“My husband stopped me and look where that got him. Dawn and her imaginary friend collapsed a house because he sent her to bed without dessert,” the woman says, turning to stare wide-eyed at the detective. Taking two crayons out of her tresses, she makes matching spirals that eventually become a tangled mess. “That’s when I knew I was trapped with her until she decided to leave. Had to do homeschooling after a kid she claimed was bullying her in first grade went missing. She told me Corvus did it to prove a point. That’s her imaginary husband who comes and goes depending on her mood. Anyway, I knew it could get me in trouble if she was allowed in public. Dawn eventually wore me down by the age of thirteen and I was on some powerful meds that made me forget what kind of creature I brought into this world. Two if you count Corvus, but I usually don’t bother with that ghost.”
“So is your daughter the devil or something?”
“I wish. The devil would be a blessing compared to Dawn.”
“Think I’ve heard all I need to hear.”

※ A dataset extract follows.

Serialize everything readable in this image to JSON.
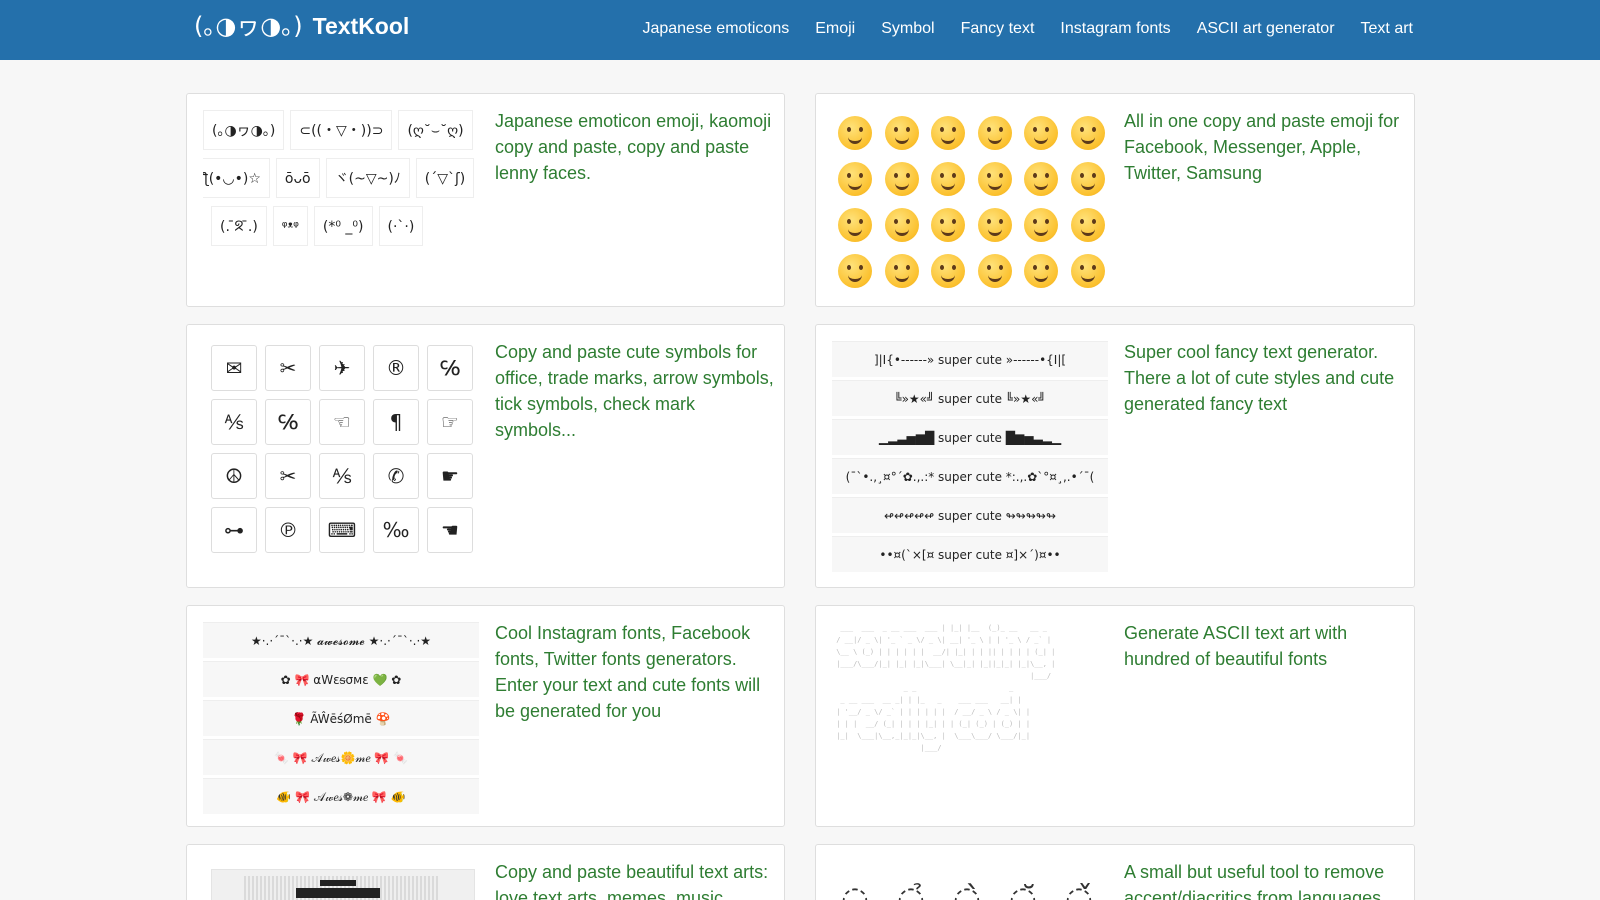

“If you don’t believe me then go to our old home. A lot of stuff is still there because nobody dares to go inside.”
“Thanks. I hope you get better and can leave here soon.”
Kate breaks into maniacal laughter, which draws the nurses into the room with syringes to calm her down. Max hurries into the hallway as the woman snatches one of the needles and jams it into her own neck. Her eyes flutter from the medication, but she does not fall. Moving faster than anyone expected, Kate wrestles away two more of the syringes and plunges them into her temples. Twitching and gurgling, she collapses onto the bed where the workers fight to keep her alive.
Can you imagine having a kid like Dawn? Would be hell on Earth. Good one.
Be a miracle that a parent survived her.